### INPUT DATA
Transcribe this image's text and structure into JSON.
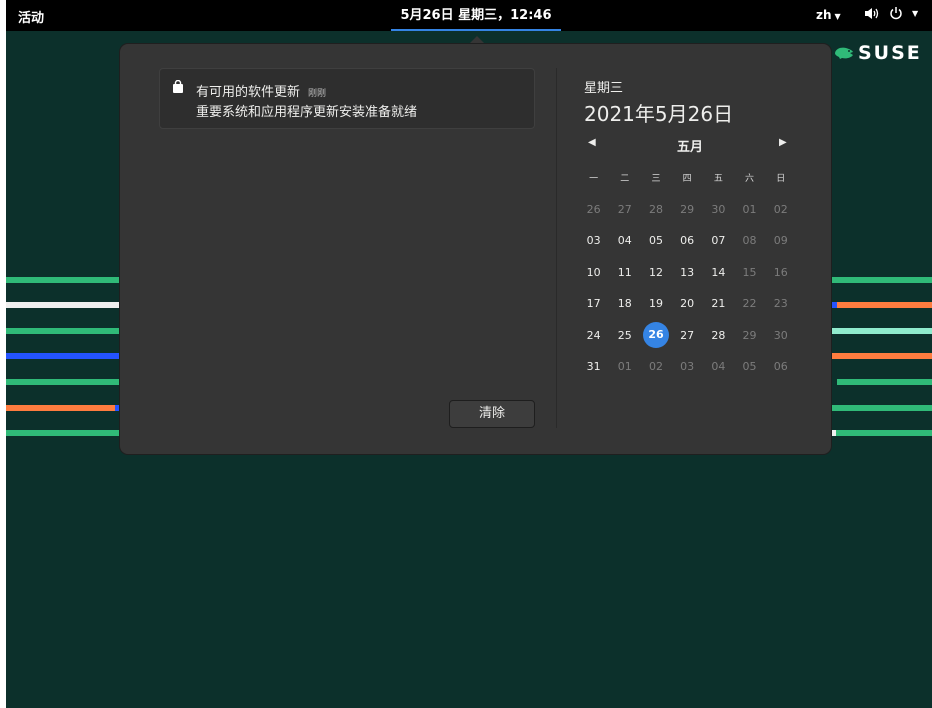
{
  "topbar": {
    "activities_label": "活动",
    "clock_label": "5月26日 星期三，12:46",
    "language_label": "zh",
    "volume_icon": "volume-icon",
    "power_icon": "power-icon"
  },
  "brand": {
    "logo_text": "SUSE"
  },
  "notification": {
    "icon": "shopping-bag-icon",
    "title": "有可用的软件更新",
    "time": "刚刚",
    "body": "重要系统和应用程序更新安装准备就绪"
  },
  "clear_label": "清除",
  "calendar": {
    "weekday": "星期三",
    "full_date": "2021年5月26日",
    "month": "五月",
    "weekday_headers": [
      "一",
      "二",
      "三",
      "四",
      "五",
      "六",
      "日"
    ],
    "weeks": [
      [
        "26",
        "27",
        "28",
        "29",
        "30",
        "01",
        "02"
      ],
      [
        "03",
        "04",
        "05",
        "06",
        "07",
        "08",
        "09"
      ],
      [
        "10",
        "11",
        "12",
        "13",
        "14",
        "15",
        "16"
      ],
      [
        "17",
        "18",
        "19",
        "20",
        "21",
        "22",
        "23"
      ],
      [
        "24",
        "25",
        "26",
        "27",
        "28",
        "29",
        "30"
      ],
      [
        "31",
        "01",
        "02",
        "03",
        "04",
        "05",
        "06"
      ]
    ],
    "today": "26",
    "accent_color": "#3584e4"
  },
  "colors": {
    "desktop": "#0c302b",
    "panel": "#353535",
    "stripe_green": "#30ba78",
    "stripe_blue": "#2453ff",
    "stripe_orange": "#fe7c3f",
    "stripe_white": "#efefef",
    "stripe_mint": "#90ebcd"
  }
}
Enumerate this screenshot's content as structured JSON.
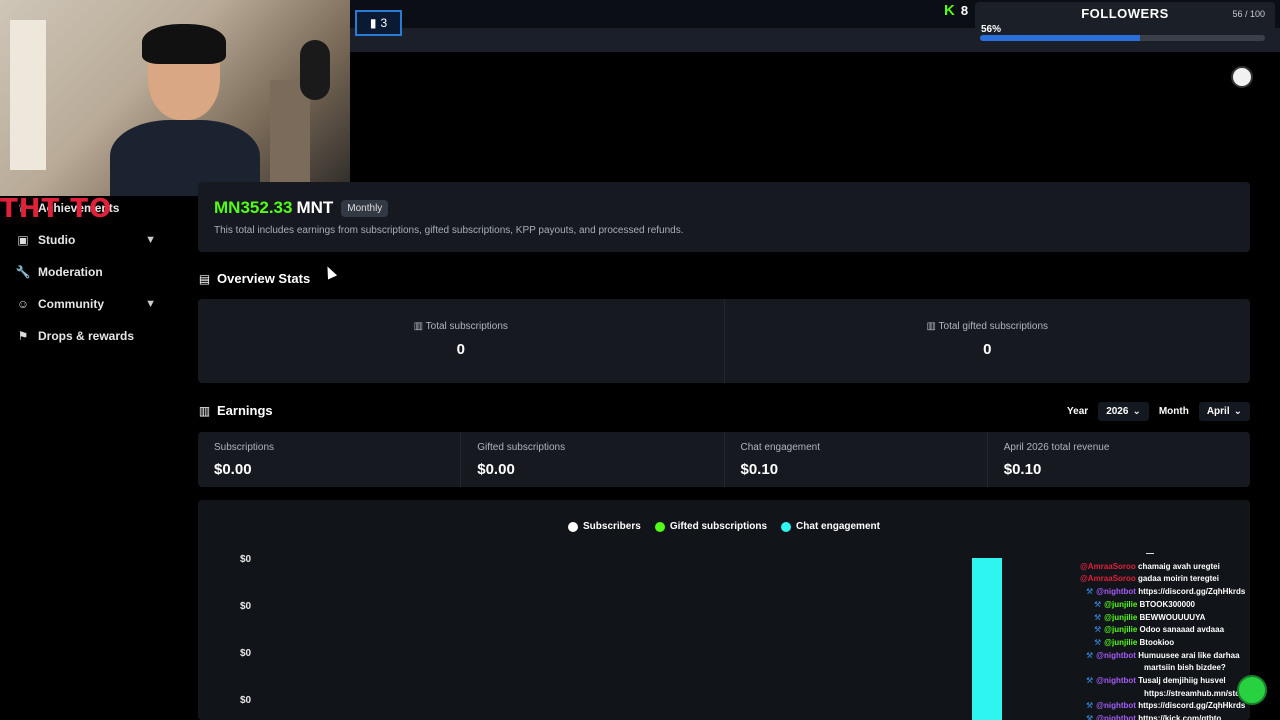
{
  "stream_overlay": {
    "tab_badge_count": "3",
    "kick_viewer_count": "8",
    "followers": {
      "title": "FOLLOWERS",
      "count": "56 / 100",
      "percent_label": "56%",
      "progress": 0.56
    },
    "logo_text": "THT TO"
  },
  "sidebar": {
    "items": [
      {
        "label": "Achievements",
        "icon": "trophy-icon"
      },
      {
        "label": "Studio",
        "icon": "studio-icon",
        "expandable": true
      },
      {
        "label": "Moderation",
        "icon": "wrench-icon"
      },
      {
        "label": "Community",
        "icon": "users-icon",
        "expandable": true
      },
      {
        "label": "Drops & rewards",
        "icon": "gift-icon"
      }
    ]
  },
  "total": {
    "prefix": "MN",
    "amount": "352.33",
    "currency": "MNT",
    "period_badge": "Monthly",
    "note": "This total includes earnings from subscriptions, gifted subscriptions, KPP payouts, and processed refunds."
  },
  "overview": {
    "title": "Overview Stats",
    "stats": [
      {
        "label": "Total subscriptions",
        "value": "0"
      },
      {
        "label": "Total gifted subscriptions",
        "value": "0"
      }
    ]
  },
  "earnings": {
    "title": "Earnings",
    "year_label": "Year",
    "year_value": "2026",
    "month_label": "Month",
    "month_value": "April",
    "cards": [
      {
        "label": "Subscriptions",
        "value": "$0.00"
      },
      {
        "label": "Gifted subscriptions",
        "value": "$0.00"
      },
      {
        "label": "Chat engagement",
        "value": "$0.10"
      },
      {
        "label": "April 2026 total revenue",
        "value": "$0.10"
      }
    ]
  },
  "chart_data": {
    "type": "bar",
    "title": "",
    "xlabel": "",
    "ylabel": "",
    "y_tick_labels": [
      "$0",
      "$0",
      "$0",
      "$0"
    ],
    "series": [
      {
        "name": "Subscribers",
        "color": "#ffffff",
        "values": [
          0
        ]
      },
      {
        "name": "Gifted subscriptions",
        "color": "#53fc18",
        "values": [
          0
        ]
      },
      {
        "name": "Chat engagement",
        "color": "#2ff5f0",
        "values": [
          0.1
        ]
      }
    ],
    "legend_position": "top-center"
  },
  "chat": [
    {
      "user": "",
      "text": "—",
      "role": "plain"
    },
    {
      "user": "@AmraaSoroo",
      "text": "chamaig avah uregtei",
      "role": "red"
    },
    {
      "user": "@AmraaSoroo",
      "text": "gadaa moirin teregtei",
      "role": "red"
    },
    {
      "user": "@nightbot",
      "text": "https://discord.gg/ZqhHkrds",
      "role": "mod-purple"
    },
    {
      "user": "@junjilie",
      "text": "BTOOK300000",
      "role": "mod-green"
    },
    {
      "user": "@junjilie",
      "text": "BEWWOUUUUYA",
      "role": "mod-green"
    },
    {
      "user": "@junjilie",
      "text": "Odoo sanaaad avdaaa",
      "role": "mod-green"
    },
    {
      "user": "@junjilie",
      "text": "Btookioo",
      "role": "mod-green"
    },
    {
      "user": "@nightbot",
      "text": "Humuusee arai like darhaa",
      "role": "mod-purple"
    },
    {
      "user": "",
      "text": "martsiin bish bizdee?",
      "role": "cont"
    },
    {
      "user": "@nightbot",
      "text": "Tusalj demjihiig husvel",
      "role": "mod-purple"
    },
    {
      "user": "",
      "text": "https://streamhub.mn/stoo",
      "role": "cont"
    },
    {
      "user": "@nightbot",
      "text": "https://discord.gg/ZqhHkrds",
      "role": "mod-purple"
    },
    {
      "user": "@nightbot",
      "text": "https://kick.com/gtbto",
      "role": "mod-purple"
    }
  ]
}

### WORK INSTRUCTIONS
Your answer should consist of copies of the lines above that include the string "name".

### RESPONSE
        "name": "Subscribers",
        "name": "Gifted subscriptions",
        "name": "Chat engagement",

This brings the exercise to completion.